In human chemistry, Max Leclerc (1864-1932) was a French education reformer noted for his commentary on Hippolyte Taine’s view of people as human molecules, wherein Leclerc comments that in France the middle classes act as an aggregate of human molecules working to turn the huge wheel of commerce under the operation of the Minister’s pedal.
In commentary on Taine’s 1875 text Growing Disagreement of School and Life (La Disconvenance Croissante de l’ecole et de la Vie), according to one review, Leclerc argues that “in our Lycees there is the same military discipline (as under Napoleon), the same aggregation of numbered human molecules, which the huge wheel, turned throughout France by the Minister’s pedal, grinds and reduces to human powder.”  This view comes from Leclere’s 1894 book Education in the Middle Classes in England, where in he discusses the views of Taine, and comments that: 

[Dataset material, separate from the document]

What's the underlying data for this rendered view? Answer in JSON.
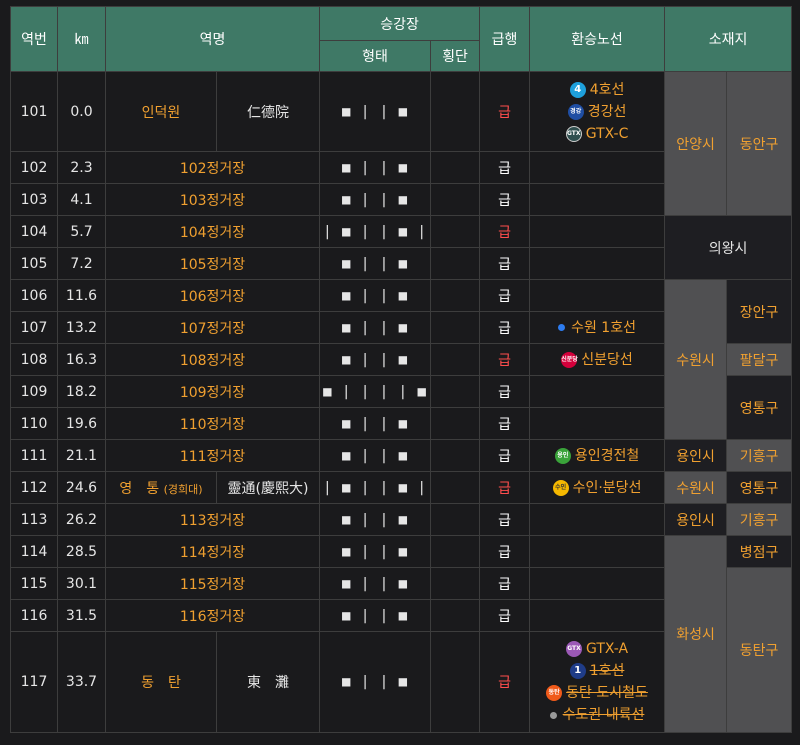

“France has repeatedly changed its political constitution in this century but, through all vicissitudes, under many different governments, the regime founded by Napoleon Bonaparte persisted as the mode of education has remained the same. Twenty years ago, France sought to establish freedom with the Republic, she believes she has succeeded, and freedom, she says possesses ". How does it prepare new generations to use and Others How those born since in 1870 they are learning about freedom? If the parliamentary monarchy of July had not had the courage, if the Republic of 1848 has not had time, if the Second Empire could not have the will repudiate the dangerous legacy of Napoleon, the Third Republic, who has time and should have the courage and determination, she undertook what no one has been able, willing or dared to do before it? Did she understand how risk it runs, raising his free citizens by whatever means were combined to perpetuate the reign of the despotic one? Prefects and principals of the Republic today have no other conception of their role than once under the sword of Napoleon. In our schools, even military discipline, even numbered piles of human molecules that huge wheel turning in all of France under the pedal stroke of the Minister, crushed and pulped to humanity.”
1. Anon. (1894). “As Others See Us” (human molecules, pg. 217), Journal of Education, Apr 01.
2. Leclere, Max. (1894). L’Education des Classes Moyennes et Dirigeantes en Angleterre (Education in the Middle Classes in England and Politics) (molécules humaines, pg. 65). Paris: Armand Colin et Cie.
● Leclerc, Max (b. 1864) – WorldCat Identities.